OF LABOUR AS AN AG ENT OF PRODUCTION.
§ 1. The labour which terminates in the production of an article fitted for some human use, is either employed directly about the thing, or in previous operations destined to facilitate, perhaps essential to the possibility of, the subsequent ones. In making bread, for example, the labour employed about the thing itself is that of the baker; but the labour of the miller, though employed directly in the production not of bread but of flour, is equally part of the aggregate sum of labour by which the bread is produced ; as is also the labour of the sower, and of the reaper. Some may think that all these persons ought to be considered as employing their labour directly about the thing; the corn, the flour, and the bread being one substance in three different states. Without disputing about this question of mere language, there is still the ploughman, who prepared the ground for the seed, and whose labour never came in contact with the substance in any of its states; and the plough-maker, whose share in the result was still more remote. All these persons ultimately derive the remuneration of their labour from the bread, or its price: the plough-maker as much as the rest; for since ploughs are of no use except for tilling the soil, no one would make or use ploughs for any other reason than because the increased returns, thereby obtained from the ground, afforded a source from which an adequate equivalent could be assigned for the labour of the plough-maker. If the produce is to be used or consumed in the form of bread, it is from the bread that this equivalent must come.
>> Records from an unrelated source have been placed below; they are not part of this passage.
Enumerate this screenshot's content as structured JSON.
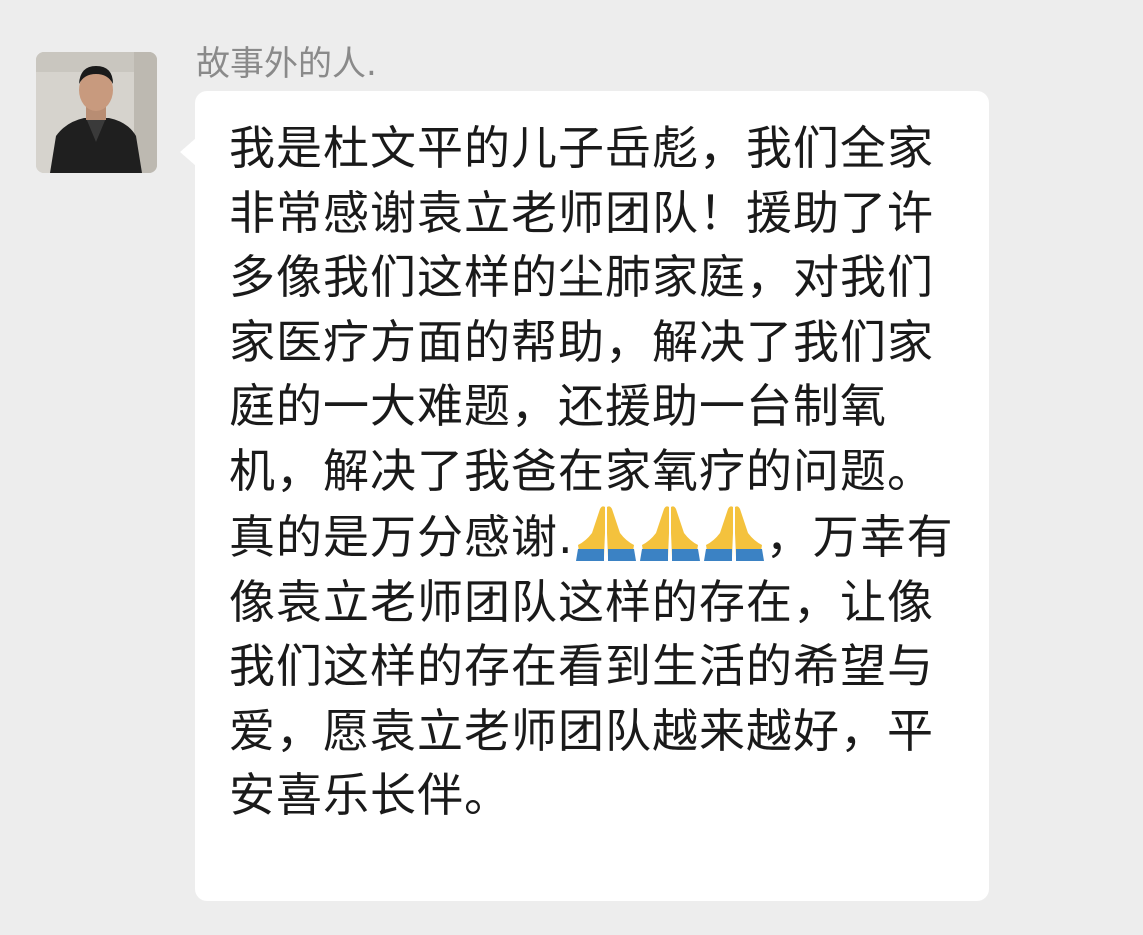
{
  "sender": {
    "name": "故事外的人."
  },
  "message": {
    "segments": [
      "我是杜文平的儿子岳彪，我们全家非常感谢袁立老师团队！援助了许多像我们这样的尘肺家庭，对我们家医疗方面的帮助，解决了我们家庭的一大难题，还援助一台制氧机，解决了我爸在家氧疗的问题。真的是万分感谢.",
      "，万幸有像袁立老师团队这样的存在，让像我们这样的存在看到生活的希望与爱，愿袁立老师团队越来越好，平安喜乐长伴。"
    ],
    "emoji": "🙏"
  },
  "colors": {
    "background": "#ededed",
    "bubble": "#ffffff",
    "name_text": "#8a8a8a",
    "message_text": "#1a1a1a"
  },
  "icons": {
    "pray": "folded-hands-icon"
  }
}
The bread must suffice to remunerate all these labourers, and several others; such as the carpenters and bricklayers who